"She is a caring mother, an emotional person, a moral person," Catterton said. "There is absolutely nothing about Ms. Aron that we know that would lead us to believe she is cold-blooded and calculating."

Campbell dismissed much of the defense's medical testimony as "psycho-babble and fancy words," saying the trial was a soapbox for seven doctors "in search of a diagnosis."

Instead, he reminded the jury that William Mossburg, the go-between, had characterized Aron "as serious as a heart attack."

Campbell castigated defense lawyers' attacks on Dr. Barry Aron, Ruthann's husband and one of her intended victims, for dragging out "every piece of dirt the defendant was able to find for the [defense] team in the nooks and crannies of a marriage of 35 years."

That portrayal drew an indignant response from Barry Helfand, Aron's lead lawyer, who said that despite her attempts to win her husband's affection through breast implants, thigh surgery and a succession of wigs, he had rejected her.

Helfand reminded them to try to think as Aron did and recall her life as they listen to the tapes.

"There was something wrong with her the whole time," he said. "She got pushed."

Pub Date: 3/24/98

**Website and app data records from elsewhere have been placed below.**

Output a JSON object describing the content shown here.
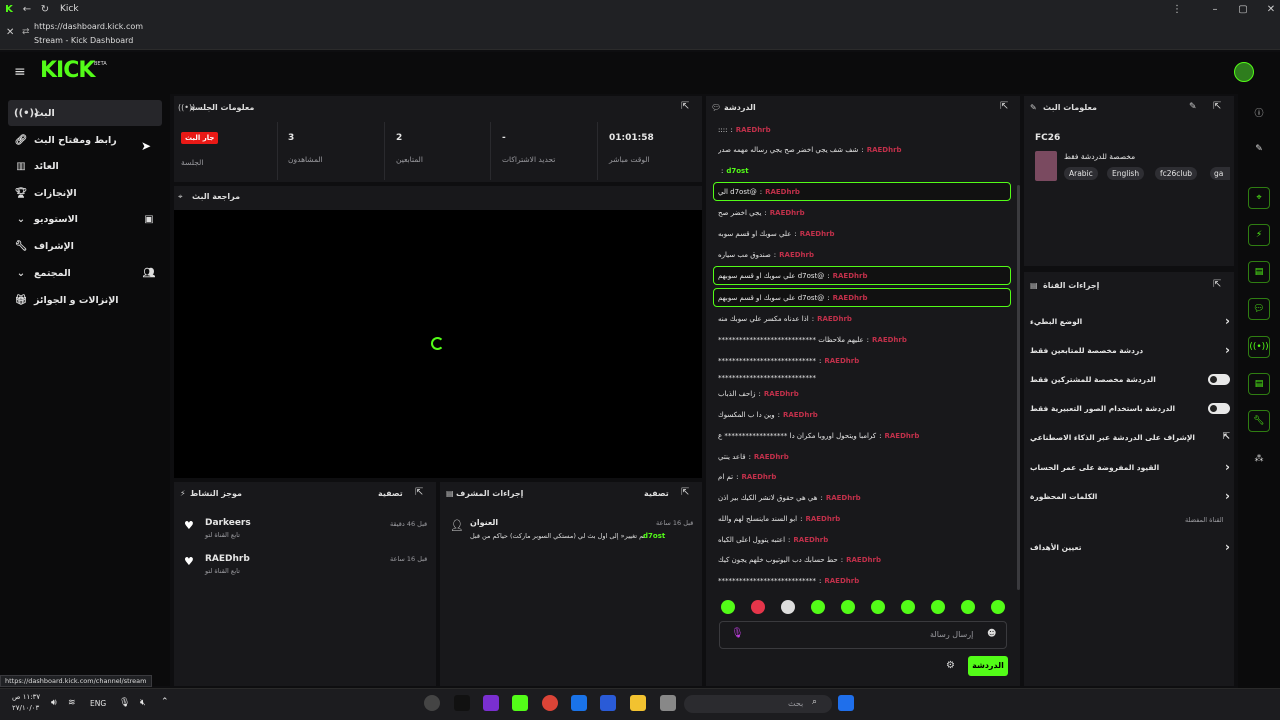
{
  "browser": {
    "tab_title": "Kick",
    "url": "https://dashboard.kick.com",
    "page_title": "Stream - Kick Dashboard",
    "status_url": "https://dashboard.kick.com/channel/stream"
  },
  "header": {
    "logo": "KICK",
    "beta": "BETA"
  },
  "nav": {
    "items": [
      {
        "label": "البث"
      },
      {
        "label": "رابط ومفتاح البث"
      },
      {
        "label": "العائد"
      },
      {
        "label": "الإنجازات"
      },
      {
        "label": "الاستوديو"
      },
      {
        "label": "الإشراف"
      },
      {
        "label": "المجتمع"
      },
      {
        "label": "الإنزالات و الجوائز"
      }
    ]
  },
  "session": {
    "title": "معلومات الجلسة",
    "live_badge": "جار البث",
    "session_label": "الجلسة",
    "viewers_value": "3",
    "viewers_label": "المشاهدون",
    "followers_value": "2",
    "followers_label": "المتابعين",
    "subs_value": "-",
    "subs_label": "تحديد الاشتراكات",
    "time_value": "01:01:58",
    "time_label": "الوقت مباشر"
  },
  "preview": {
    "title": "مراجعة البث"
  },
  "activity": {
    "title": "موجز النشاط",
    "filter": "تصفية",
    "items": [
      {
        "name": "Darkeers",
        "sub": "تابع القناة لتو",
        "time": "قبل 46 دقيقة"
      },
      {
        "name": "RAEDhrb",
        "sub": "تابع القناة لتو",
        "time": "قبل 16 ساعة"
      }
    ]
  },
  "modactions": {
    "title": "إجراءات المشرف",
    "filter": "تصفية",
    "item_title": "العنوان",
    "item_time": "قبل 16 ساعة",
    "item_user": "d7ost",
    "item_text": "تم تغيير« إلى اول بث لي (مستكي السوبر ماركت) حياكم من قبل"
  },
  "chat": {
    "title": "الدردشة",
    "lines": [
      {
        "user": "RAEDhrb",
        "text": "::::",
        "hl": false
      },
      {
        "user": "RAEDhrb",
        "text": "شف شف يجي اخضر صح يجي رساله مهمه صدر",
        "hl": false
      },
      {
        "user": "d7ost",
        "text": "",
        "hl": false
      },
      {
        "user": "RAEDhrb",
        "text": "@d7ost الي",
        "hl": true
      },
      {
        "user": "RAEDhrb",
        "text": "يجي اخضر صح",
        "hl": false
      },
      {
        "user": "RAEDhrb",
        "text": "علي سوبك او قسم سوبه",
        "hl": false
      },
      {
        "user": "RAEDhrb",
        "text": "صندوق مب سياره",
        "hl": false
      },
      {
        "user": "RAEDhrb",
        "text": "@d7ost علي سوبك او قسم سوبهم",
        "hl": true
      },
      {
        "user": "RAEDhrb",
        "text": "@d7ost علي سوبك او قسم سوبهم",
        "hl": true
      },
      {
        "user": "RAEDhrb",
        "text": "اذا عدناه مكسر علي سوبك منه",
        "hl": false
      },
      {
        "user": "RAEDhrb",
        "text": "عليهم ملاحظات ****************************",
        "hl": false
      },
      {
        "user": "RAEDhrb",
        "text": "****************************",
        "hl": false
      },
      {
        "user": "",
        "text": "****************************",
        "hl": false
      },
      {
        "user": "RAEDhrb",
        "text": "زاحف الذباب",
        "hl": false
      },
      {
        "user": "RAEDhrb",
        "text": "وين دا ب المكسوك",
        "hl": false
      },
      {
        "user": "RAEDhrb",
        "text": "كرامبا ويتحول اوروبا مكران دا ****************** ع",
        "hl": false
      },
      {
        "user": "RAEDhrb",
        "text": "قاعد ينتي",
        "hl": false
      },
      {
        "user": "RAEDhrb",
        "text": "تم ام",
        "hl": false
      },
      {
        "user": "RAEDhrb",
        "text": "هي هي حقوق لانشر الكيك بير اذن",
        "hl": false
      },
      {
        "user": "RAEDhrb",
        "text": "ابو السند ماينسلح لهم والله",
        "hl": false
      },
      {
        "user": "RAEDhrb",
        "text": "اعتبه يتوول اعلى الكياه",
        "hl": false
      },
      {
        "user": "RAEDhrb",
        "text": "حط حسابك دب اليوتيوب خلهم يجون كيك",
        "hl": false
      },
      {
        "user": "RAEDhrb",
        "text": "****************************",
        "hl": false
      }
    ],
    "placeholder": "إرسال رسالة",
    "send_label": "الدردشة"
  },
  "streaminfo": {
    "title": "معلومات البث",
    "stream_title": "FC26",
    "category": "مخصصة للدردشة فقط",
    "tags": [
      "Arabic",
      "English",
      "fc26club",
      "ga"
    ]
  },
  "channelactions": {
    "title": "إجراءات القناة",
    "rows": [
      {
        "label": "الوضع البطيء",
        "kind": "chevron"
      },
      {
        "label": "دردشة مخصصة للمتابعين فقط",
        "kind": "chevron"
      },
      {
        "label": "الدردشة مخصصة للمشتركين فقط",
        "kind": "toggle"
      },
      {
        "label": "الدردشة باستخدام الصور التعبيرية فقط",
        "kind": "toggle"
      },
      {
        "label": "الإشراف على الدردشة عبر الذكاء الاصطناعي",
        "kind": "external"
      },
      {
        "label": "القيود المفروضة على عمر الحساب",
        "kind": "chevron"
      },
      {
        "label": "الكلمات المحظورة",
        "kind": "chevron"
      }
    ],
    "section_label": "القناة المفضلة",
    "goals_label": "تعيين الأهداف"
  },
  "taskbar": {
    "time": "١١:٣٧ ص",
    "date": "٢٧/١٠/٠٣",
    "lang": "ENG",
    "search_placeholder": "بحث"
  },
  "colors": {
    "accent": "#53fc18",
    "panel": "#18181b",
    "bg": "#0e0e10",
    "user": "#c0304a",
    "live": "#e91916"
  }
}
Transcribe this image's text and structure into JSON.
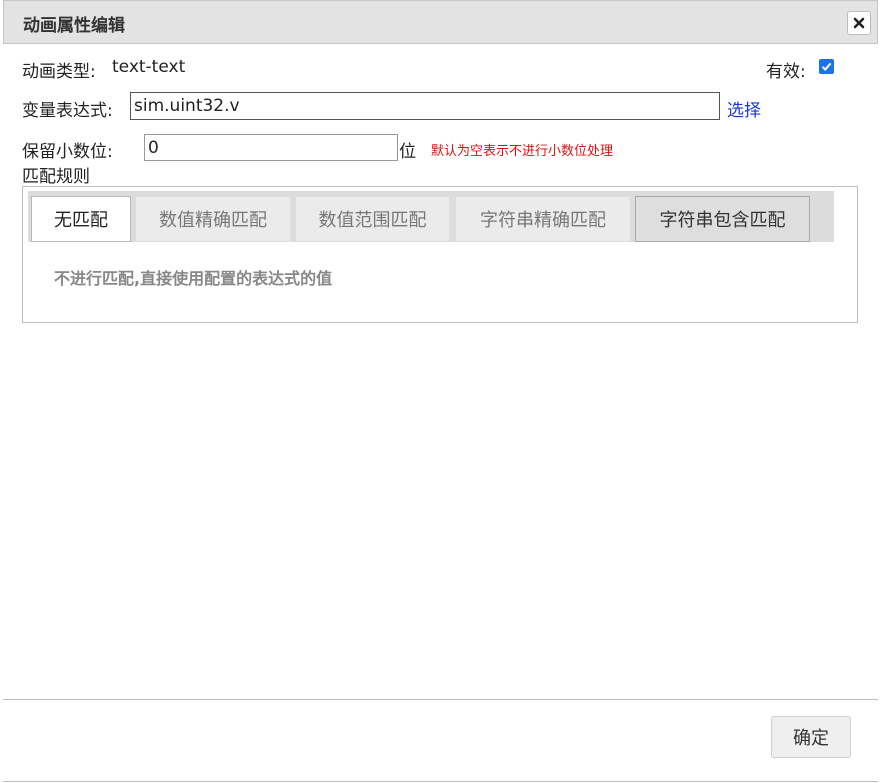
{
  "dialog": {
    "title": "动画属性编辑",
    "close_icon": "close-icon"
  },
  "form": {
    "animation_type_label": "动画类型:",
    "animation_type_value": "text-text",
    "valid_label": "有效:",
    "valid_checked": true,
    "expression_label": "变量表达式:",
    "expression_value": "sim.uint32.v",
    "choose_link": "选择",
    "decimal_label": "保留小数位:",
    "decimal_value": "0",
    "decimal_unit": "位",
    "decimal_hint": "默认为空表示不进行小数位处理",
    "match_rules_label": "匹配规则"
  },
  "match": {
    "tabs": [
      {
        "label": "无匹配",
        "state": "active"
      },
      {
        "label": "数值精确匹配",
        "state": "normal"
      },
      {
        "label": "数值范围匹配",
        "state": "normal"
      },
      {
        "label": "字符串精确匹配",
        "state": "normal"
      },
      {
        "label": "字符串包含匹配",
        "state": "hover"
      }
    ],
    "description": "不进行匹配,直接使用配置的表达式的值"
  },
  "footer": {
    "ok_label": "确定"
  },
  "colors": {
    "accent": "#1a73e8",
    "link": "#1a35d8",
    "hint": "#e01010"
  }
}
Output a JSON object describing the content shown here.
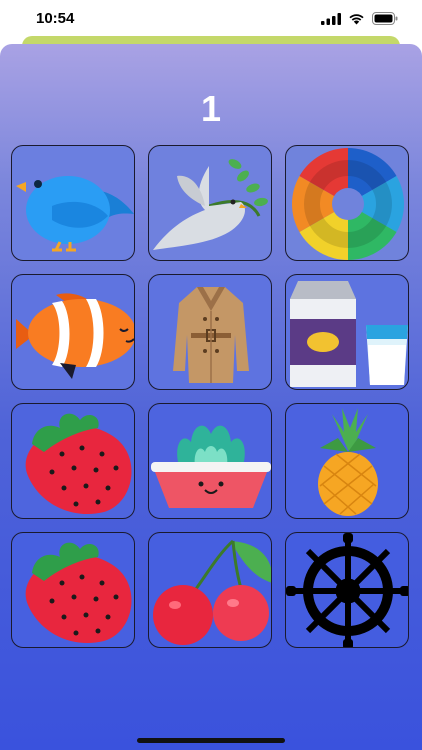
{
  "status_bar": {
    "time": "10:54"
  },
  "game": {
    "score": "1",
    "tiles": [
      {
        "icon": "blue-bird-icon"
      },
      {
        "icon": "dove-with-olive-branch-icon"
      },
      {
        "icon": "color-wheel-icon"
      },
      {
        "icon": "clownfish-icon"
      },
      {
        "icon": "trench-coat-icon"
      },
      {
        "icon": "milk-carton-and-glass-icon"
      },
      {
        "icon": "strawberry-icon"
      },
      {
        "icon": "potted-plant-icon"
      },
      {
        "icon": "pineapple-icon"
      },
      {
        "icon": "strawberry-icon"
      },
      {
        "icon": "cherries-icon"
      },
      {
        "icon": "ship-wheel-icon"
      }
    ]
  }
}
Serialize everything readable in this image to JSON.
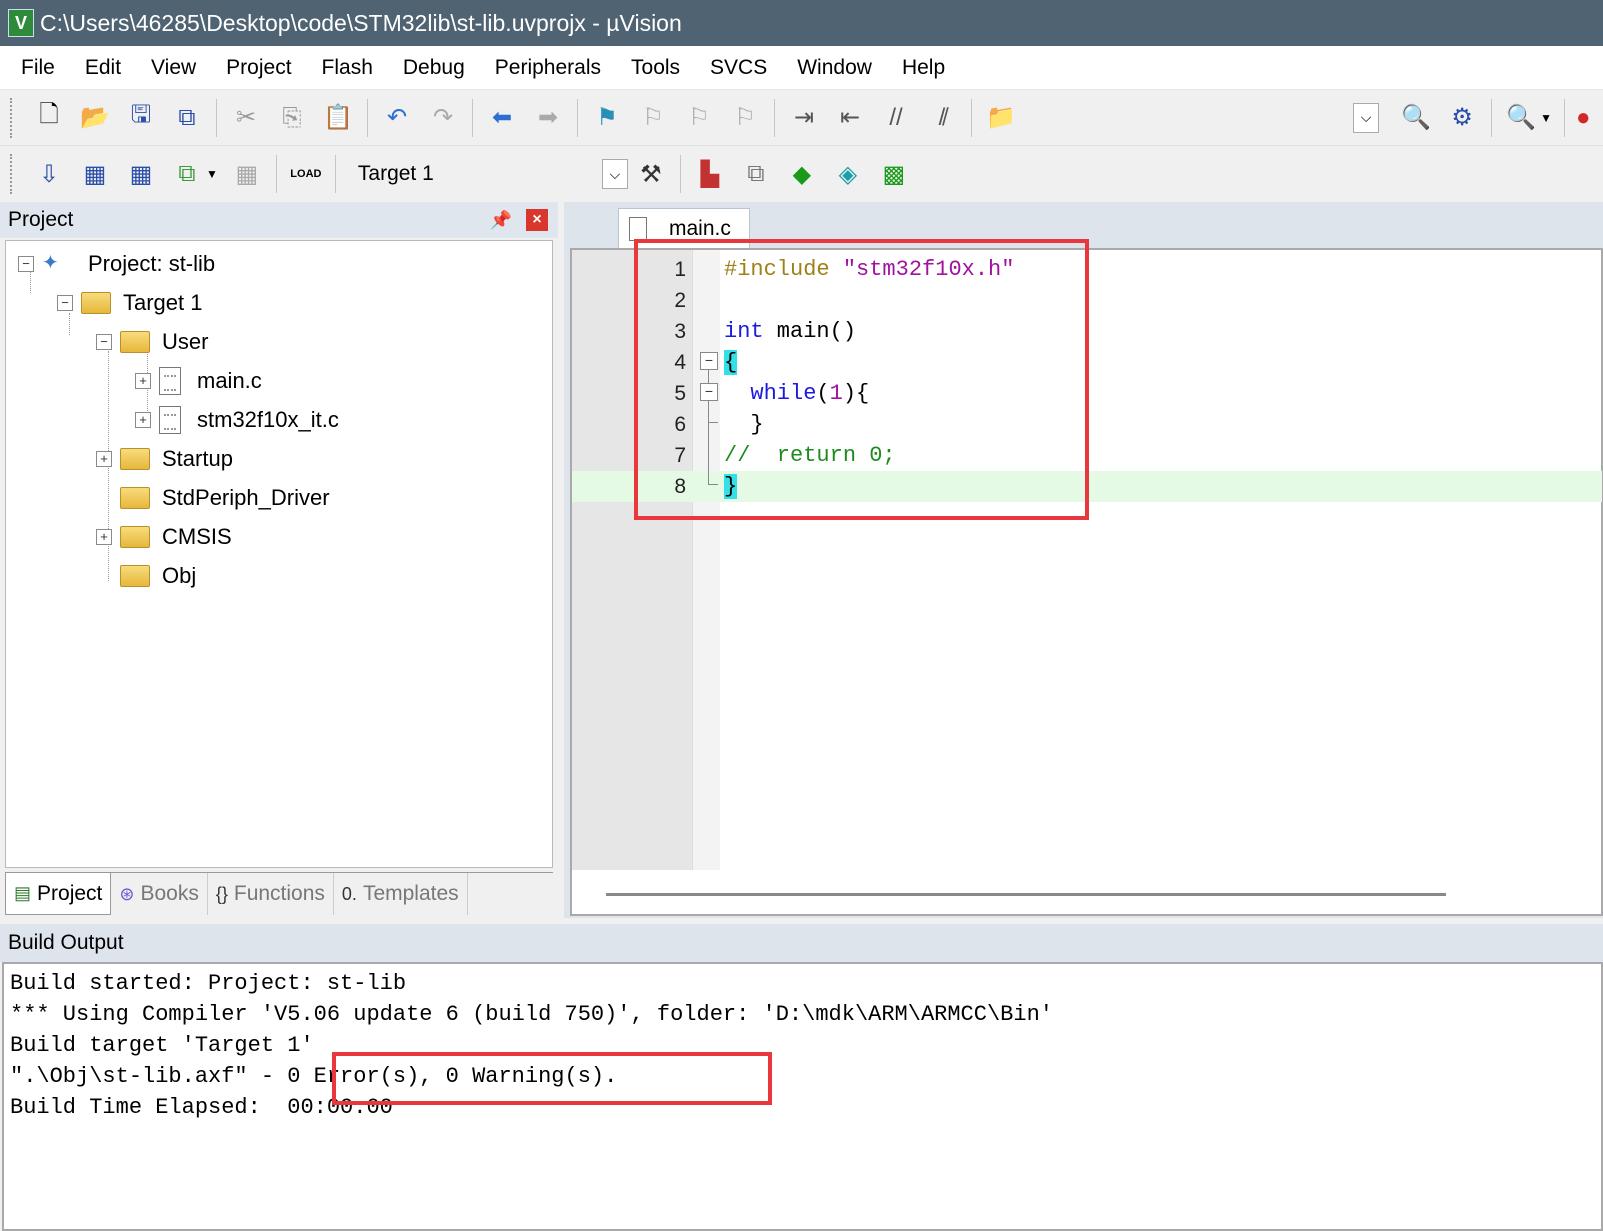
{
  "window": {
    "title": "C:\\Users\\46285\\Desktop\\code\\STM32lib\\st-lib.uvprojx - µVision",
    "app_icon_label": "V"
  },
  "menu": [
    "File",
    "Edit",
    "View",
    "Project",
    "Flash",
    "Debug",
    "Peripherals",
    "Tools",
    "SVCS",
    "Window",
    "Help"
  ],
  "toolbar2": {
    "target": "Target 1",
    "load_label": "LOAD"
  },
  "project_panel": {
    "title": "Project",
    "tree": {
      "project": "Project: st-lib",
      "target": "Target 1",
      "user_group": "User",
      "file_main": "main.c",
      "file_it": "stm32f10x_it.c",
      "startup": "Startup",
      "stdperiph": "StdPeriph_Driver",
      "cmsis": "CMSIS",
      "obj": "Obj"
    },
    "tabs": {
      "project": "Project",
      "books": "Books",
      "functions": "Functions",
      "templates": "Templates"
    }
  },
  "editor": {
    "tab": "main.c",
    "line_numbers": [
      "1",
      "2",
      "3",
      "4",
      "5",
      "6",
      "7",
      "8"
    ],
    "lines": {
      "l1_pre": "#include",
      "l1_str": "\"stm32f10x.h\"",
      "l3_kw": "int",
      "l3_rest": " main()",
      "l4_brace": "{",
      "l5_kw": "while",
      "l5_open": "(",
      "l5_num": "1",
      "l5_close": "){",
      "l6": "}",
      "l7_cmt": "//  return 0;",
      "l8_brace": "}"
    }
  },
  "build_output": {
    "title": "Build Output",
    "lines": [
      "Build started: Project: st-lib",
      "*** Using Compiler 'V5.06 update 6 (build 750)', folder: 'D:\\mdk\\ARM\\ARMCC\\Bin'",
      "Build target 'Target 1'",
      "\".\\Obj\\st-lib.axf\" - 0 Error(s), 0 Warning(s).",
      "Build Time Elapsed:  00:00:00"
    ]
  },
  "colors": {
    "titlebar": "#4f6373",
    "annotation_red": "#e8383d",
    "current_line": "#e4fae4",
    "brace_highlight": "#32e0e6"
  }
}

Baltimore Sun Articles
|
|
|
Please note the green-lined linked article text has been applied commercially without any involvement from our newsroom editors, reporters or any other editorial staff.